Courts determine whether they can exercise specific jurisdiction by considering whether the defendant "purposefully availed itself of the privilege of conducting activities within the forum state." AST Sports Sci., Inc. v. CLF Distribution Ltd., 514 F.3d 1054, 1058 (10th Cir. 2008) (brackets, citation, and quotes omitted). In assessing contract cases, the Tenth Circuit determines purposeful availment by looking to "prior negotiations and contemplated future consequences, along with the terms of the contract and the parties' actual course of dealing." AST Sports Sci., Inc. v. CLF Distribution Ltd., 514 F.3d 1054, 1058 (10th Cir. 2008).

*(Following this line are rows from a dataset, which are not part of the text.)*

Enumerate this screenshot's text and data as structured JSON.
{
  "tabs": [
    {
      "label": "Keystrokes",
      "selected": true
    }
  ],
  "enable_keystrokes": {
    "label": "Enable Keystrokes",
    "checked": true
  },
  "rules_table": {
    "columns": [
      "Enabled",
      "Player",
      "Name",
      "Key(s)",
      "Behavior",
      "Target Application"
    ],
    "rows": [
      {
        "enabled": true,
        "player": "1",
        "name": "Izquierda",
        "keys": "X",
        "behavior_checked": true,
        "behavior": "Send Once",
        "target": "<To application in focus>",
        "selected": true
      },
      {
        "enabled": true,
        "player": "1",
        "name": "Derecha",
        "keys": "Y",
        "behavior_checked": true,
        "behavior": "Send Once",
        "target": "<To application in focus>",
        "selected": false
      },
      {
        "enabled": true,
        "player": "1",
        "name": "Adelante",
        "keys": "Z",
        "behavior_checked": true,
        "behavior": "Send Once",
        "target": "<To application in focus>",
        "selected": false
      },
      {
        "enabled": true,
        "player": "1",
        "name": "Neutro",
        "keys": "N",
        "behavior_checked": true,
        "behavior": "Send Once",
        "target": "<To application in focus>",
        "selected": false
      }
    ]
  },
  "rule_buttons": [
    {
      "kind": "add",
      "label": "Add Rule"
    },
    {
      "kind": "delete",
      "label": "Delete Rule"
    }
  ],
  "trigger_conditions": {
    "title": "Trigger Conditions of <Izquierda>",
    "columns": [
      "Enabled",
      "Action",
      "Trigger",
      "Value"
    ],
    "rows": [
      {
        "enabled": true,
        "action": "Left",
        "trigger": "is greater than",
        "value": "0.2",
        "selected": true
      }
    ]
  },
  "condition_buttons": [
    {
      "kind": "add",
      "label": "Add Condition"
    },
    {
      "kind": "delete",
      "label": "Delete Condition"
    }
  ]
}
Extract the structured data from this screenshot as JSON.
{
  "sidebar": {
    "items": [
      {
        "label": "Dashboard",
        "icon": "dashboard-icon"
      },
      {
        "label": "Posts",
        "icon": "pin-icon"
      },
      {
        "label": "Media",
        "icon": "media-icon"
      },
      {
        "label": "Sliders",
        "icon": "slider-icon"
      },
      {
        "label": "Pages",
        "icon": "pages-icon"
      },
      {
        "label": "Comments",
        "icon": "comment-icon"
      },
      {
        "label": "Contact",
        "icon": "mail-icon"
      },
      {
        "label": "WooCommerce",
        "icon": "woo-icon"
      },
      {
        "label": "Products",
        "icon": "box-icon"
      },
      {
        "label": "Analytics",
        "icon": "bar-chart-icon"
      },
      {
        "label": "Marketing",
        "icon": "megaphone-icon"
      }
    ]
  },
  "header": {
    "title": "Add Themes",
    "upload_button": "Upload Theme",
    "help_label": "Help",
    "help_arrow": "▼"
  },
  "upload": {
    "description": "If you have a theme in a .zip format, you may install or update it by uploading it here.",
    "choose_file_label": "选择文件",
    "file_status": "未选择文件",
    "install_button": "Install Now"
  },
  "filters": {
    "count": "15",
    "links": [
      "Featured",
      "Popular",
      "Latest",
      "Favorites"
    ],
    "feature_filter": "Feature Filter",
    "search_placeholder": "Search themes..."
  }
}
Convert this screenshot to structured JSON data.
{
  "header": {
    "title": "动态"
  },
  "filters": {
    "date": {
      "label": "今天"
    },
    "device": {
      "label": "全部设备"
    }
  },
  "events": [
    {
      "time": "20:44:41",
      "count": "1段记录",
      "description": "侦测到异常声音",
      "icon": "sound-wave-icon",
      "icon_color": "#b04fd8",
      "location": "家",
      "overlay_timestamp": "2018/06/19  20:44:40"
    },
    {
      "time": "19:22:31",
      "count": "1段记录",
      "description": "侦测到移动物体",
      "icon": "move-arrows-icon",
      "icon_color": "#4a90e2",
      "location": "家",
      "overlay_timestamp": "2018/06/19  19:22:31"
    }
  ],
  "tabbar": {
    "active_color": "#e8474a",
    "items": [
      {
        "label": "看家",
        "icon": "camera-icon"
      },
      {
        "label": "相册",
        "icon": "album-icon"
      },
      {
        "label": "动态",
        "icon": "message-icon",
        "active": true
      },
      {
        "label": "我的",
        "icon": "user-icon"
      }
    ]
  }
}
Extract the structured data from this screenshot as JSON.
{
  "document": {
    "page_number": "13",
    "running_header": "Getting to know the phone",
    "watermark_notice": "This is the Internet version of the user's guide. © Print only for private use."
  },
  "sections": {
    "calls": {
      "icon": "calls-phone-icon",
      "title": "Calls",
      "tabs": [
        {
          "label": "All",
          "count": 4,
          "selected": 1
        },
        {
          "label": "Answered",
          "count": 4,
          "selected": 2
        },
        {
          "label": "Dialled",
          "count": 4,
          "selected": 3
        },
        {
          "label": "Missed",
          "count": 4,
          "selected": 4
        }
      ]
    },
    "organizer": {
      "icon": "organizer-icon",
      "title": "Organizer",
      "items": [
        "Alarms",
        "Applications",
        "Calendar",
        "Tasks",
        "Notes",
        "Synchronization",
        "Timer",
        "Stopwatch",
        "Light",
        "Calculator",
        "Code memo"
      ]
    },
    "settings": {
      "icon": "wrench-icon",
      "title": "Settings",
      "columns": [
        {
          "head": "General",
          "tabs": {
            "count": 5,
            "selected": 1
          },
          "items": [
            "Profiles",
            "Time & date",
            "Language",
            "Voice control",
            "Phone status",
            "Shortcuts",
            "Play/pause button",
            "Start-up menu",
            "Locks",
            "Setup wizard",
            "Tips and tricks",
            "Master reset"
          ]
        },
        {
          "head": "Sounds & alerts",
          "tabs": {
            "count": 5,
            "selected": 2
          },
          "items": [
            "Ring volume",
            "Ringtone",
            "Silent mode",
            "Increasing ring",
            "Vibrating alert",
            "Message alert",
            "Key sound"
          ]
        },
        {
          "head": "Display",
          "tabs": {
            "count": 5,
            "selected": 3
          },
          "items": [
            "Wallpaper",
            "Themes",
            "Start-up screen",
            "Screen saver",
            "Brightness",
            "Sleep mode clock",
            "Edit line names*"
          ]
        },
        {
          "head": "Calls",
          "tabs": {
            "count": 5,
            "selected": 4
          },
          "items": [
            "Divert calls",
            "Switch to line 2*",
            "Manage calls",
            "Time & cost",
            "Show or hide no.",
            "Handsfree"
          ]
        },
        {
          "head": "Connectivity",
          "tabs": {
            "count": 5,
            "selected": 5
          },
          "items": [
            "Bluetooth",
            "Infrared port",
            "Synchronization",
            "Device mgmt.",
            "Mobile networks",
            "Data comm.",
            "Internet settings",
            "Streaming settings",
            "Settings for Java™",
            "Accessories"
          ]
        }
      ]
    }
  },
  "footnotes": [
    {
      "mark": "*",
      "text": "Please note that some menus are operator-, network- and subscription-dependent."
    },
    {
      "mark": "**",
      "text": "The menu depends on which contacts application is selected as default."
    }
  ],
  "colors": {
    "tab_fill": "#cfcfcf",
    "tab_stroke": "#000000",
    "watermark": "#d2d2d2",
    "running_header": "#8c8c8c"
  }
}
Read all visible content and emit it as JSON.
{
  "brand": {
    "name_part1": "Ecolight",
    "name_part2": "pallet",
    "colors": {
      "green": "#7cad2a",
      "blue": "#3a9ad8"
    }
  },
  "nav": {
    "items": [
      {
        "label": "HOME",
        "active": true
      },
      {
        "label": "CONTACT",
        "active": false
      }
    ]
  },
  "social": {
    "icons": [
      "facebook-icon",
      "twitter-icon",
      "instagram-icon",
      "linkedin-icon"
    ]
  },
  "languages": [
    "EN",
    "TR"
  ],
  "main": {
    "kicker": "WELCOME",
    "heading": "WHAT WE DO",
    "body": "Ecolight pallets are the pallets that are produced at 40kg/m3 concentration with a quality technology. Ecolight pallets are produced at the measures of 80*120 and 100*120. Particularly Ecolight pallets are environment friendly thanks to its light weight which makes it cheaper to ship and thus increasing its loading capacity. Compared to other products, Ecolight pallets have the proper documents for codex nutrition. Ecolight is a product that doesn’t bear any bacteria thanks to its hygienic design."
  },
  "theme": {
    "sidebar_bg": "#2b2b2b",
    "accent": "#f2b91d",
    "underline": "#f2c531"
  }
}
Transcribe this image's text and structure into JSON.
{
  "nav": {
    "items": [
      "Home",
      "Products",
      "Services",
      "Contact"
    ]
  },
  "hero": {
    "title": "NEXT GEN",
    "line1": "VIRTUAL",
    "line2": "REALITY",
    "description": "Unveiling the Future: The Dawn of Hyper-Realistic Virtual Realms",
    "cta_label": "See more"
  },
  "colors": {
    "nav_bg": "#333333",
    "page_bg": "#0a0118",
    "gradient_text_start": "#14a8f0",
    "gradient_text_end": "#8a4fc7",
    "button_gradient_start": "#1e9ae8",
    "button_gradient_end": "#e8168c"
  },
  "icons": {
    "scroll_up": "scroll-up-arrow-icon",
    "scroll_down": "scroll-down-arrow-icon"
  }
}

The contract does not indicate that ATM would commission manufacture of the tank in Colorado, much less engage in any other acts that would trigger rights and privileges in Colorado. (ECF No. 1-1). Moreover, ATM has not shown that it negotiated with Malcolm in Colorado or that any prior course of dealing involved activities in Colorado. Therefore, the District of Colorado does not have specific jurisdiction over ATM.

In sum, Malcom could not have originally filed this action in Colorado because the District of Colorado does not have personal jurisdiction over ATM. Therefore, the court will deny ATM's motion to transfer venue. The court recognizes the unnecessary expense, loss of time, and risk of inconsistent results that arises from dual litigation in multiple forums. However, ATM is not without legal remedy as it can file a motion to stay proceeding pending resolution of the Colorado case.

IV. Conclusion

Accordingly,

IT IS HEREBY ORDERED, ADJUDGED, and DECREED that ATM's motion to to modify and certify the court's order for interlocutory appeal (ECF No. 90) be, and the same hereby is, DENIED.

IT IS FURTHER ORDERED that ATM's motion to transfer venue (ECF No. 127) be, and the same hereby is, DENIED.

DATED April 30, 2019.

/s/ James C. Mahan

UNITED STATES DISTRICT JUDGE


Summaries of

Malcolm v. Acrylic Tank Mfg., Inc.

UNITED STATES DISTRICT COURT DISTRICT OF NEVADA
Apr 30, 2019
Case No. 2:17-CV-1108 JCM (PAL) (D. Nev. Apr. 30, 2019)
Case details for

Malcolm v. Acrylic Tank Mfg., Inc.

Case Details

Full title:STEVEN MALCOLM, Plaintiff(s), v. ACRYLIC TANK MANUFACTURING, INC., et al…

Court:UNITED STATES DISTRICT COURT DISTRICT OF NEVADA

Date published: Apr 30, 2019

Citations

Case No. 2:17-CV-1108 JCM (PAL) (D. Nev. Apr. 30, 2019)